=== Begin Enclosure ===
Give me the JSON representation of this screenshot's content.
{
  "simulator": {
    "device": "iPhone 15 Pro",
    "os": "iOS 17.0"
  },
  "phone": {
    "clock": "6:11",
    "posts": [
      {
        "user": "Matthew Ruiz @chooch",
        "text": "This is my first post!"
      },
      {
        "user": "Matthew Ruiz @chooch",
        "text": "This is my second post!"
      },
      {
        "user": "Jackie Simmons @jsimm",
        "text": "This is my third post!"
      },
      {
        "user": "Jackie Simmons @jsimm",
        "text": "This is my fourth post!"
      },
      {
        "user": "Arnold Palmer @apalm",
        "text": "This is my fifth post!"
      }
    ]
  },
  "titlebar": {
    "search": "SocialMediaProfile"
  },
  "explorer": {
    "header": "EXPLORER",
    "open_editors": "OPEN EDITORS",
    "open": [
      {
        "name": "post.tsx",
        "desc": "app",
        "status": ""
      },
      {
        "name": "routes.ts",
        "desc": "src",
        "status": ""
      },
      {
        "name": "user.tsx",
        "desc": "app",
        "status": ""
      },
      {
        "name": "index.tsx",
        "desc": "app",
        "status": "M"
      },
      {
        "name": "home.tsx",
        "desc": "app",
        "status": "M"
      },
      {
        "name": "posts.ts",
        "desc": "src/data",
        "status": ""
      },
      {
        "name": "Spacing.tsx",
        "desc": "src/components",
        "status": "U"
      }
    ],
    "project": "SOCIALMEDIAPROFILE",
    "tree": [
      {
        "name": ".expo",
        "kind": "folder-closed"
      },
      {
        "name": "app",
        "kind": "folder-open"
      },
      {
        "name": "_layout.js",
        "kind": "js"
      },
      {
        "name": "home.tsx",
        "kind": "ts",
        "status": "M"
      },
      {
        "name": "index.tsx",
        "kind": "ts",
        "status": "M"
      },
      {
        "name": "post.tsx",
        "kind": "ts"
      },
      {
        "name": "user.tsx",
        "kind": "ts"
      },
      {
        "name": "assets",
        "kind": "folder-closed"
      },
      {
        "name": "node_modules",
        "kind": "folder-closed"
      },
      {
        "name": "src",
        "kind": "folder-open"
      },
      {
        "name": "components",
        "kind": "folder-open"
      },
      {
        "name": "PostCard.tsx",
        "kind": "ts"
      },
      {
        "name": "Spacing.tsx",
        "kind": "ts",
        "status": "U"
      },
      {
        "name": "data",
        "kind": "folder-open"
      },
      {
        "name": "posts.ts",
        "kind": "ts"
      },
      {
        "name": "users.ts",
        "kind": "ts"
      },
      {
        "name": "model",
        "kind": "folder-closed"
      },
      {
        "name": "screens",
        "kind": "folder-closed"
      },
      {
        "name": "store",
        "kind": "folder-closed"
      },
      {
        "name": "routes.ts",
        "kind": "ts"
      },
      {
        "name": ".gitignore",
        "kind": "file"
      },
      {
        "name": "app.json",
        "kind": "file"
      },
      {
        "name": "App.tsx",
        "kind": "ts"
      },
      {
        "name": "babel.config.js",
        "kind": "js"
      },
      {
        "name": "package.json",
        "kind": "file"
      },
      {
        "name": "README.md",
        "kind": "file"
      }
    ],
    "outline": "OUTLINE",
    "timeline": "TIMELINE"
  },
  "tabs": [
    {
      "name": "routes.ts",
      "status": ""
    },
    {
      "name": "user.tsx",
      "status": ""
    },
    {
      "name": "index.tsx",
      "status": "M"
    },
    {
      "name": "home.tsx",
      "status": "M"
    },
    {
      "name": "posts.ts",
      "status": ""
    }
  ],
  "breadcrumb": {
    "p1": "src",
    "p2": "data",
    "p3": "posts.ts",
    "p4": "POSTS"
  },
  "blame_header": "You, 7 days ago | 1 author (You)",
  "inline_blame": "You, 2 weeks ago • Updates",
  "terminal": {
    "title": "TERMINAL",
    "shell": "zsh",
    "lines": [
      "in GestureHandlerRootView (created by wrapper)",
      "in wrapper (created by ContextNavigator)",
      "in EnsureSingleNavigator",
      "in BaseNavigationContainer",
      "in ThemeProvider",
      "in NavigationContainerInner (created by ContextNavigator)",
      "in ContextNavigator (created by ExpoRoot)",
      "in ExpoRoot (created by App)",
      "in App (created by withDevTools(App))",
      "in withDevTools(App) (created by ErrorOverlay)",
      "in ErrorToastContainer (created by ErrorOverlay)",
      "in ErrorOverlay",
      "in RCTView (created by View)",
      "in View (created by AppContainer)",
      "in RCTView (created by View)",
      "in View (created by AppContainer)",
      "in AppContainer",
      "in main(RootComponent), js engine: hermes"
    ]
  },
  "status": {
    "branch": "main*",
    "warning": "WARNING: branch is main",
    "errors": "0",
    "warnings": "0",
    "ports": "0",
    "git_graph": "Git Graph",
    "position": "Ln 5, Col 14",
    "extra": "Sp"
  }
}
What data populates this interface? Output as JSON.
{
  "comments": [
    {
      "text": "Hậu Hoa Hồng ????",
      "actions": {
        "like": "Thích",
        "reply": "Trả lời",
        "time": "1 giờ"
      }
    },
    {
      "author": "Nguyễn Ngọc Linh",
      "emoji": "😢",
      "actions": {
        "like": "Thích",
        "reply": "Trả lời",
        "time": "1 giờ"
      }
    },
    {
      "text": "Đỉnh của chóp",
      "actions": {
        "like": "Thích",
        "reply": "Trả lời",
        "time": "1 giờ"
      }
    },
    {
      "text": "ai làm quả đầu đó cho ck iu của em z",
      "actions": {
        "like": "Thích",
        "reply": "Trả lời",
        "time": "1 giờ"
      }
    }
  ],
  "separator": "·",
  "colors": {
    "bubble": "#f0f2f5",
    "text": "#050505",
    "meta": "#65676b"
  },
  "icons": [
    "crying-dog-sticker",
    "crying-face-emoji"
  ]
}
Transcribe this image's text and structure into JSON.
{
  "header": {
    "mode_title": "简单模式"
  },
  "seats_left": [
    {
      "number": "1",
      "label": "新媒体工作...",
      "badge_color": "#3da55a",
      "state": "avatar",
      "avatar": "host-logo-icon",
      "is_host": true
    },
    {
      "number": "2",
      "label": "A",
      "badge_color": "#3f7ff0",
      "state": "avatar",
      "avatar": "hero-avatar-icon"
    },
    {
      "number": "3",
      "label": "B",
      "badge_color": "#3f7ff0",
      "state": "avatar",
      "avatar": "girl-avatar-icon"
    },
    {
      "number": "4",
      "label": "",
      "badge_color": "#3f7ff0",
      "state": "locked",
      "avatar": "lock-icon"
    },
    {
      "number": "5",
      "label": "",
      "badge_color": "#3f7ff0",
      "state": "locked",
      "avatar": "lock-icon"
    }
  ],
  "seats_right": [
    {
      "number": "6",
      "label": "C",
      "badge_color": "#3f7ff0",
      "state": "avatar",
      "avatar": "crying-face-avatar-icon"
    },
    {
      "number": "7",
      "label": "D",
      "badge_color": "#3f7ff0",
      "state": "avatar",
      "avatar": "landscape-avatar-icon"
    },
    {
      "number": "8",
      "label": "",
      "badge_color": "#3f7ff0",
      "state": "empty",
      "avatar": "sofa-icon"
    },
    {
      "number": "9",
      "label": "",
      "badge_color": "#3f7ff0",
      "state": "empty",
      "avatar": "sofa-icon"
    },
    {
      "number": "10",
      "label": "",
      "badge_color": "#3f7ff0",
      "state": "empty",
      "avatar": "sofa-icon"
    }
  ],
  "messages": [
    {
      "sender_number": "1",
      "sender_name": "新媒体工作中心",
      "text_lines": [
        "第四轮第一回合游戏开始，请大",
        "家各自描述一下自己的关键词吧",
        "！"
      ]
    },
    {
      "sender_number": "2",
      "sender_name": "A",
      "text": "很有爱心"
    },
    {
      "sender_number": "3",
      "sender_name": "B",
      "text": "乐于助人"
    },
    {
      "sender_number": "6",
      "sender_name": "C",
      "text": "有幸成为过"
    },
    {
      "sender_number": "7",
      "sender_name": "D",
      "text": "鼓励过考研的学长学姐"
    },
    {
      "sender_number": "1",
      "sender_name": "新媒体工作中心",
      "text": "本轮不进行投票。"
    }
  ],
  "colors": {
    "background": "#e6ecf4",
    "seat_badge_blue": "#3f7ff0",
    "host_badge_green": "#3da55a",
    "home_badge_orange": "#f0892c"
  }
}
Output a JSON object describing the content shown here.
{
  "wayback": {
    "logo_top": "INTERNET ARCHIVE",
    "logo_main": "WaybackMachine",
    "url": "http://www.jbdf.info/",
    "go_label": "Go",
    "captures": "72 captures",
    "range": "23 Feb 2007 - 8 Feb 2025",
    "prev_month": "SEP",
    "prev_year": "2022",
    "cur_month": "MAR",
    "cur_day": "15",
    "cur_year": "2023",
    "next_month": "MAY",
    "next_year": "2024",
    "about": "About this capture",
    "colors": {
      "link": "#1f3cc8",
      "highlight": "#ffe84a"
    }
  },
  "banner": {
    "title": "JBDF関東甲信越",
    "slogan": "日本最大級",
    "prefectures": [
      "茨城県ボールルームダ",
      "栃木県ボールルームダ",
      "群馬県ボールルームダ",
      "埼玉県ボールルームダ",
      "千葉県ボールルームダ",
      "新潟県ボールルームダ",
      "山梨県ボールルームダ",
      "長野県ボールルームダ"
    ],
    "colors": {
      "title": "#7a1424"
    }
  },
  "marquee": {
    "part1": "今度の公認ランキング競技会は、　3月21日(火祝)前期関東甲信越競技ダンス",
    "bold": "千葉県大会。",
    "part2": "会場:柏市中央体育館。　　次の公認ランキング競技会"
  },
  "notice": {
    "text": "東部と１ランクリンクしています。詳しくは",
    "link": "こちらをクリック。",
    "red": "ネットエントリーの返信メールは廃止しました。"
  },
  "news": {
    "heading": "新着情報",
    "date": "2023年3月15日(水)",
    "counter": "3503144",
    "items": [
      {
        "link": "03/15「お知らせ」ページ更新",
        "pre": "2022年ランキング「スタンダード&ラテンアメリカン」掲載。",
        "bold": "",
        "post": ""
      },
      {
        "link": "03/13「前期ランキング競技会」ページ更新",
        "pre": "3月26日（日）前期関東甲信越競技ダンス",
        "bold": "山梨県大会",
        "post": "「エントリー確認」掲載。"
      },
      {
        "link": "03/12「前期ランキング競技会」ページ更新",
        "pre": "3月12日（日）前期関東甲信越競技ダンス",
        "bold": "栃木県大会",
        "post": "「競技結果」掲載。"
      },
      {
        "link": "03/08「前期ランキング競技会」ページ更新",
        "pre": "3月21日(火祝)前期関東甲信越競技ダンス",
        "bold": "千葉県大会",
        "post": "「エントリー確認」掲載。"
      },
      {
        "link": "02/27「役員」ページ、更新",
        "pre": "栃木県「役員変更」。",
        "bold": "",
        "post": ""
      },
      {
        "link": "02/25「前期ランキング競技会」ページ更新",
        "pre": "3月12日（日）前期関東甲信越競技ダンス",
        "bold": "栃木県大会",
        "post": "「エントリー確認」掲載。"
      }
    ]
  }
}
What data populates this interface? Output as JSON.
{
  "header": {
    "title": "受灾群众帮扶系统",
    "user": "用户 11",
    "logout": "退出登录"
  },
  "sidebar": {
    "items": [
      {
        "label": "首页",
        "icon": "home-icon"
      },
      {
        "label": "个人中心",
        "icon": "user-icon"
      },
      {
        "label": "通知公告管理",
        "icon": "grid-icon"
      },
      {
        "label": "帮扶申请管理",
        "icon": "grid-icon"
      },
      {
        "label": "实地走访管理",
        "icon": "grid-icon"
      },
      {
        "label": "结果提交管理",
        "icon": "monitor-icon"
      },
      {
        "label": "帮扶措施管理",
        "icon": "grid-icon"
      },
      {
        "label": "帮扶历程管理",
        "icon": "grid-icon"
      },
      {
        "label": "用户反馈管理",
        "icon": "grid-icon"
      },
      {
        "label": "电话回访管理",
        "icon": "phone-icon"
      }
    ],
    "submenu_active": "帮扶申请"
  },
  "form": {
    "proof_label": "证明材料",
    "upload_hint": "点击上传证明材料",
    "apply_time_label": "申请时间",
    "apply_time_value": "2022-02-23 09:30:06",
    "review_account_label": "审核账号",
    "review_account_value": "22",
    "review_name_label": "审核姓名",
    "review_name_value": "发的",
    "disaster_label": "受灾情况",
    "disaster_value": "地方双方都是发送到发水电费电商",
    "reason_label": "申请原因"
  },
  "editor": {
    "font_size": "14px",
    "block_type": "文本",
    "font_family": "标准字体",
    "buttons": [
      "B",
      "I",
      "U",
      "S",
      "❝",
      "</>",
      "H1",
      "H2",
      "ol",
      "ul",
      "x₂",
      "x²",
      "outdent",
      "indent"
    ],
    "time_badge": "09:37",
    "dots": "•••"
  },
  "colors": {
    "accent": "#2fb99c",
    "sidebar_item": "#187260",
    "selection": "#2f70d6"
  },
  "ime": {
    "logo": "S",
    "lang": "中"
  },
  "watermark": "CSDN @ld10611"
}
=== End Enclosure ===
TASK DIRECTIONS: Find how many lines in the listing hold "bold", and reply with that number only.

SOLUTION: 7